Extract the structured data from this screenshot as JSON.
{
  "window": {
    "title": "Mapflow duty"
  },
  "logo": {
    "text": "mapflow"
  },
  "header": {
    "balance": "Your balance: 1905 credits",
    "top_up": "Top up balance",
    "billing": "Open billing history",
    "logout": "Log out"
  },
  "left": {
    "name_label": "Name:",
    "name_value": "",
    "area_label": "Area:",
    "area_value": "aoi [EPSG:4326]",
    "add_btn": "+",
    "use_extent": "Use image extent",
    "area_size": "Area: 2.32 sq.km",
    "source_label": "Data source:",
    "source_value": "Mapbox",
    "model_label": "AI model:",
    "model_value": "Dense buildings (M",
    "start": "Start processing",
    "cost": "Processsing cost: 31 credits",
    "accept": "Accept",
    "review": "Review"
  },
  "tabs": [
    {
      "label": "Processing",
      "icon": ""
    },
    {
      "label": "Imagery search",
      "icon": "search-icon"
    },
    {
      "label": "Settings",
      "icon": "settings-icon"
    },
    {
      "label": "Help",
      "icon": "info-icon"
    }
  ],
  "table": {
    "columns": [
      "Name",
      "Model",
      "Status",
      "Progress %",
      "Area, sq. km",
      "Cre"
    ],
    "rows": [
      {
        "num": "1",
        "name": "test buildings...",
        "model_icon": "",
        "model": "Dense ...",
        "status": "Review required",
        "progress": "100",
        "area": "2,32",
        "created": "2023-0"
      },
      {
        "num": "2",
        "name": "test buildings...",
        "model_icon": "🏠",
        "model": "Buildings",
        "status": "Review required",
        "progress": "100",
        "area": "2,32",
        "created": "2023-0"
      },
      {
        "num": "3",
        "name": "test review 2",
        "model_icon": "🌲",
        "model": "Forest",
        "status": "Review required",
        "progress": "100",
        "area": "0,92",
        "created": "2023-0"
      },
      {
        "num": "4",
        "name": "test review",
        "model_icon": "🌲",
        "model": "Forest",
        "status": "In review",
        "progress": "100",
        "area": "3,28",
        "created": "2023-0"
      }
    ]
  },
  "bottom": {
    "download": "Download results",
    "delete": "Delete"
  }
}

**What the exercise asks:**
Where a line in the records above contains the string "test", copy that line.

**Written response:**
        "name": "test buildings...",
        "name": "test buildings...",
        "name": "test review 2",
        "name": "test review",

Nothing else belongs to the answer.